What is required — Whenever "JSON" appears in a line, please copy that line from the data.

Available data —
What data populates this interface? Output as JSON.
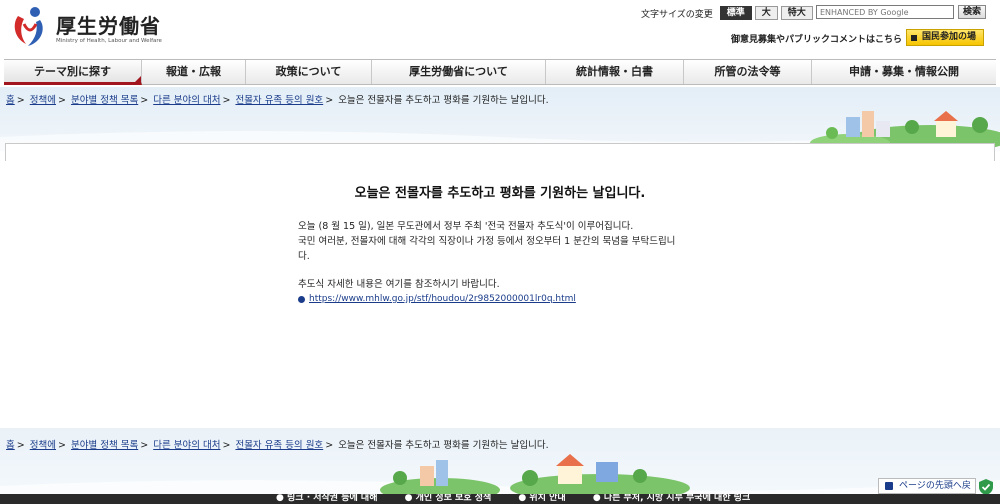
{
  "header": {
    "logo_title": "厚生労働省",
    "logo_subtitle": "Ministry of Health, Labour and Welfare",
    "font_size_label": "文字サイズの変更",
    "font_sizes": [
      "標準",
      "大",
      "特大"
    ],
    "search_placeholder": "ENHANCED BY Google",
    "search_button": "検索",
    "comment_link": "御意見募集やパブリックコメントはこちら",
    "participation_button": "国民参加の場"
  },
  "nav": {
    "items": [
      "テーマ別に探す",
      "報道・広報",
      "政策について",
      "厚生労働省について",
      "統計情報・白書",
      "所管の法令等",
      "申請・募集・情報公開"
    ]
  },
  "breadcrumb": {
    "items": [
      "홈",
      "정책에",
      "분야별 정책 목록",
      "다른 분야의 대처",
      "전몰자 유족 등의 원호"
    ],
    "current": "오늘은 전몰자를 추도하고 평화를 기원하는 날입니다."
  },
  "main": {
    "title": "오늘은 전몰자를 추도하고 평화를 기원하는 날입니다.",
    "paragraph1_line1": "오늘 (8 월 15 일), 일본 무도관에서 정부 주최 '전국 전몰자 추도식'이 이루어집니다.",
    "paragraph1_line2": "국민 여러분, 전몰자에 대해 각각의 직장이나 가정 등에서 정오부터 1 분간의 묵념을 부탁드립니",
    "paragraph1_line3": "다.",
    "paragraph2": "추도식 자세한 내용은 여기를 참조하시기 바랍니다.",
    "link_text": "https://www.mhlw.go.jp/stf/houdou/2r9852000001lr0q.html"
  },
  "footer": {
    "links": [
      "링크 · 저작권 등에 대해",
      "개인 정보 보호 정책",
      "위치 안내",
      "다른 부처, 지방 지부 부국에 대한 링크"
    ],
    "page_top": "ページの先頭へ戻る"
  }
}
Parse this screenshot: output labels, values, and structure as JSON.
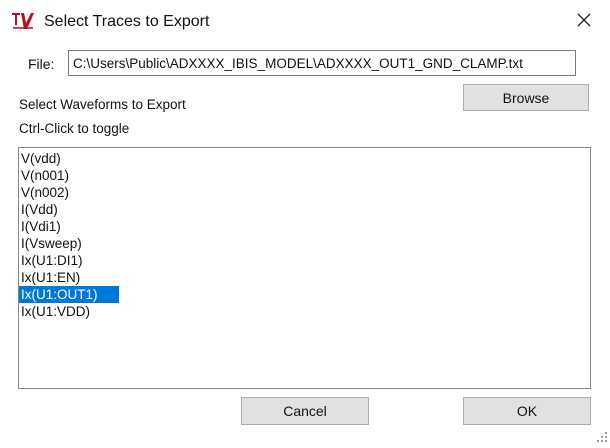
{
  "window": {
    "title": "Select Traces to Export"
  },
  "file": {
    "label": "File:",
    "value": "C:\\Users\\Public\\ADXXXX_IBIS_MODEL\\ADXXXX_OUT1_GND_CLAMP.txt"
  },
  "labels": {
    "select_waveforms": "Select Waveforms to Export",
    "ctrl_click": "Ctrl-Click to toggle"
  },
  "buttons": {
    "browse": "Browse",
    "cancel": "Cancel",
    "ok": "OK"
  },
  "waveforms": {
    "items": [
      "V(vdd)",
      "V(n001)",
      "V(n002)",
      "I(Vdd)",
      "I(Vdi1)",
      "I(Vsweep)",
      "Ix(U1:DI1)",
      "Ix(U1:EN)",
      "Ix(U1:OUT1)",
      "Ix(U1:VDD)"
    ],
    "selected": "Ix(U1:OUT1)"
  },
  "colors": {
    "selection": "#0078d7",
    "button_face": "#e1e1e1",
    "app_icon": "#b01218"
  }
}
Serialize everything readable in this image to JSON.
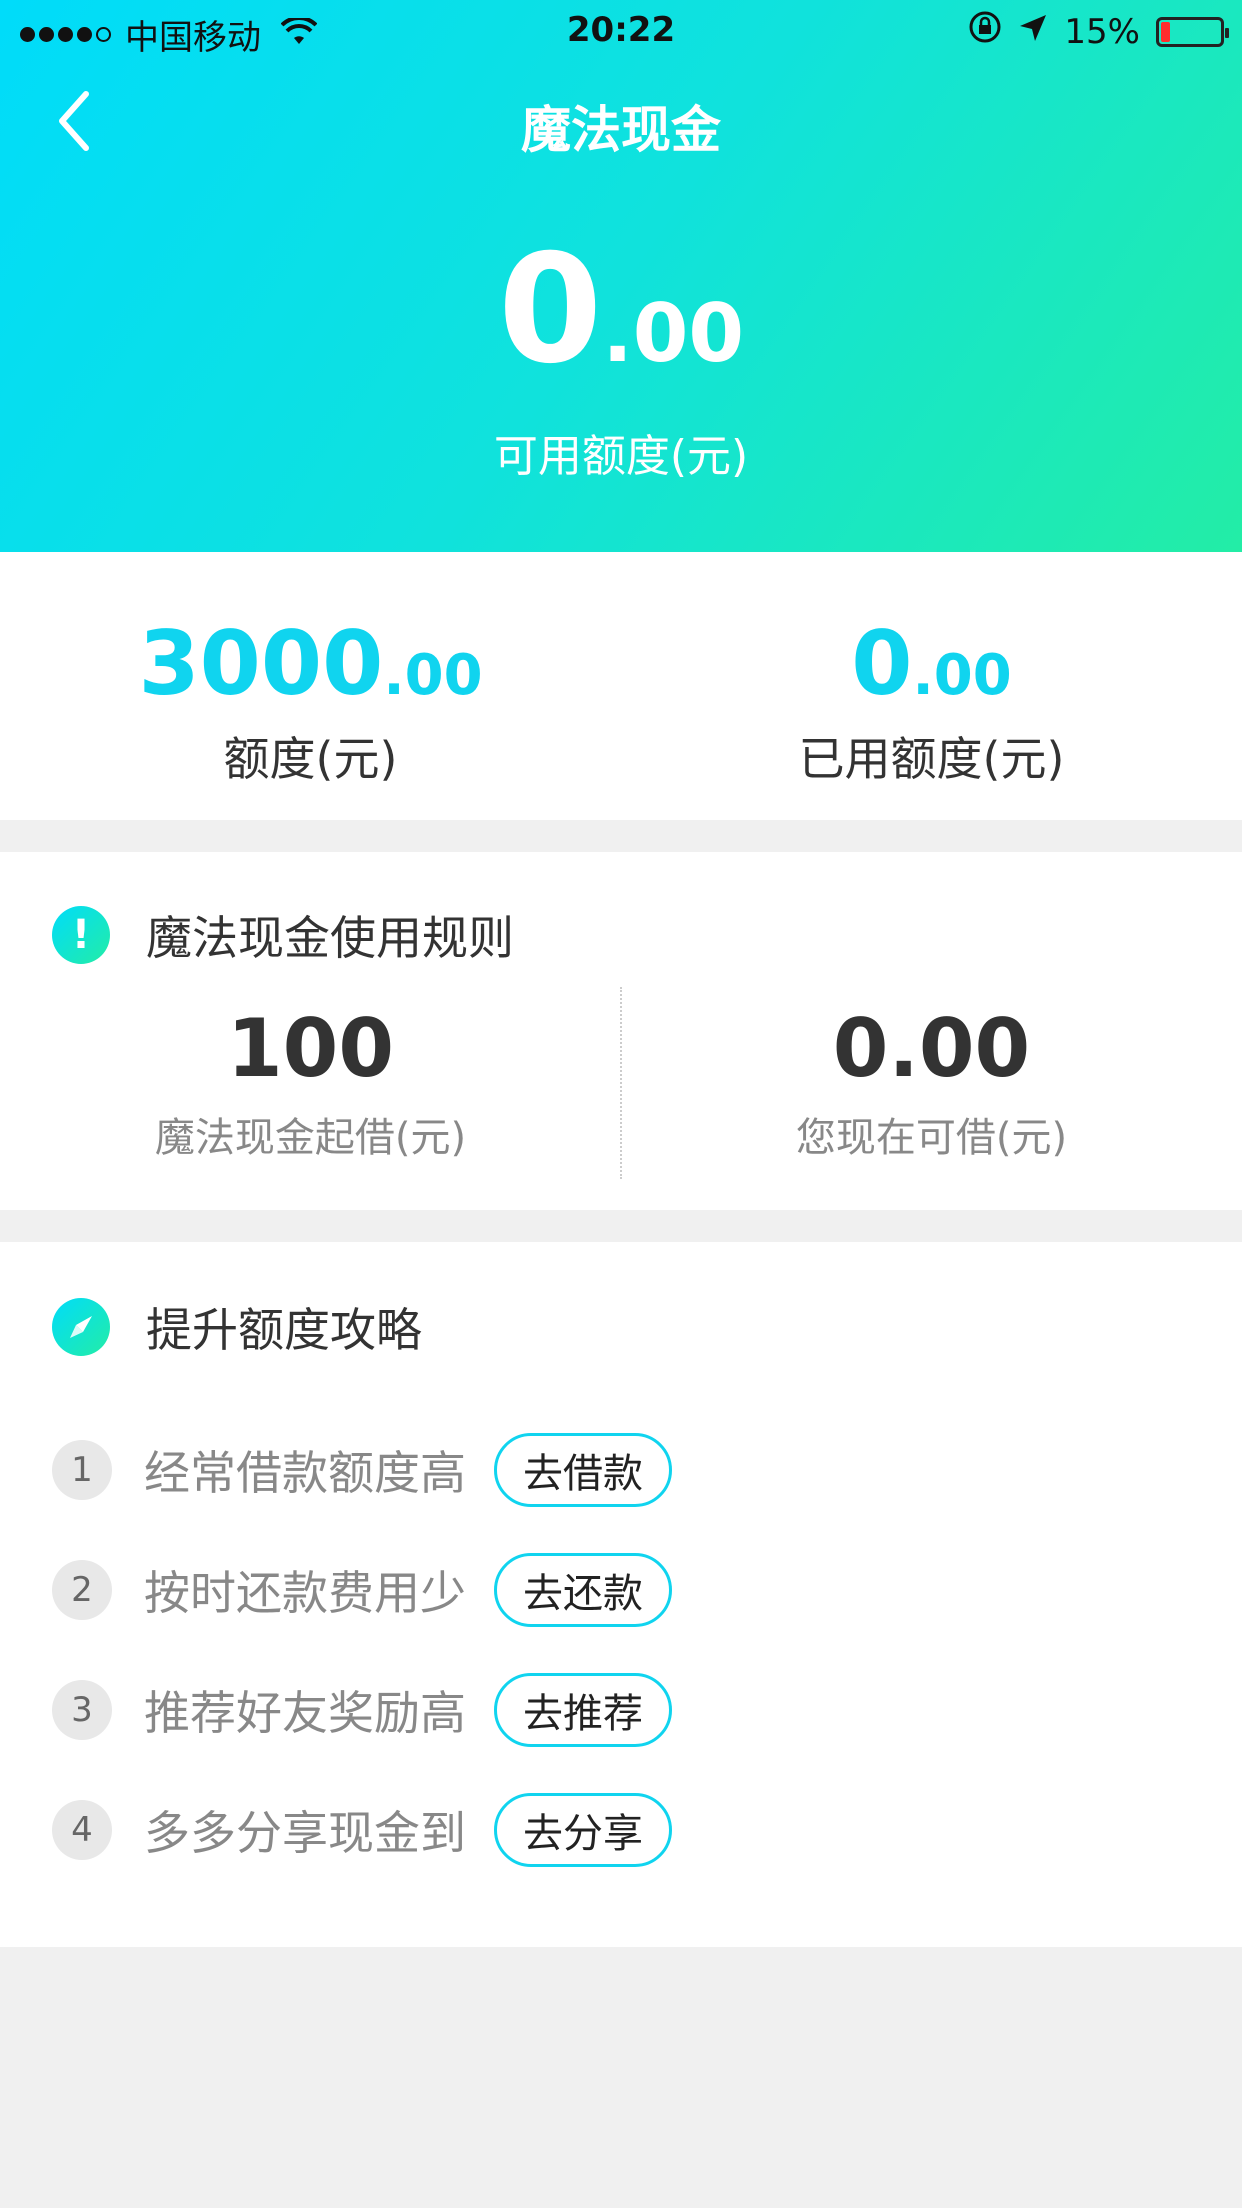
{
  "status_bar": {
    "carrier": "中国移动",
    "time": "20:22",
    "battery_percent": "15%",
    "battery_level": 0.15,
    "battery_color": "#ff2d2d",
    "icons": [
      "signal-dots",
      "wifi-icon",
      "orientation-lock-icon",
      "location-arrow-icon",
      "battery-icon"
    ]
  },
  "nav": {
    "title": "魔法现金",
    "back_icon": "chevron-left-icon"
  },
  "balance": {
    "integer": "0",
    "decimal": ".00",
    "label": "可用额度(元)"
  },
  "quota": {
    "total": {
      "integer": "3000",
      "decimal": ".00",
      "label": "额度(元)"
    },
    "used": {
      "integer": "0",
      "decimal": ".00",
      "label": "已用额度(元)"
    }
  },
  "rules": {
    "title": "魔法现金使用规则",
    "icon": "exclamation-circle-icon",
    "min_borrow": {
      "value": "100",
      "label": "魔法现金起借(元)"
    },
    "available": {
      "value": "0.00",
      "label": "您现在可借(元)"
    }
  },
  "tips": {
    "title": "提升额度攻略",
    "icon": "compass-icon",
    "items": [
      {
        "num": "1",
        "text": "经常借款额度高",
        "button": "去借款"
      },
      {
        "num": "2",
        "text": "按时还款费用少",
        "button": "去还款"
      },
      {
        "num": "3",
        "text": "推荐好友奖励高",
        "button": "去推荐"
      },
      {
        "num": "4",
        "text": "多多分享现金到",
        "button": "去分享"
      }
    ]
  },
  "colors": {
    "accent": "#10d4ef",
    "gradient_start": "#00dcfa",
    "gradient_end": "#23eda6",
    "background": "#f0f0f0"
  }
}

The answer —
What data populates this interface? Output as JSON.
Parse this screenshot: output labels, values, and structure as JSON.
Serialize everything readable in this image to JSON.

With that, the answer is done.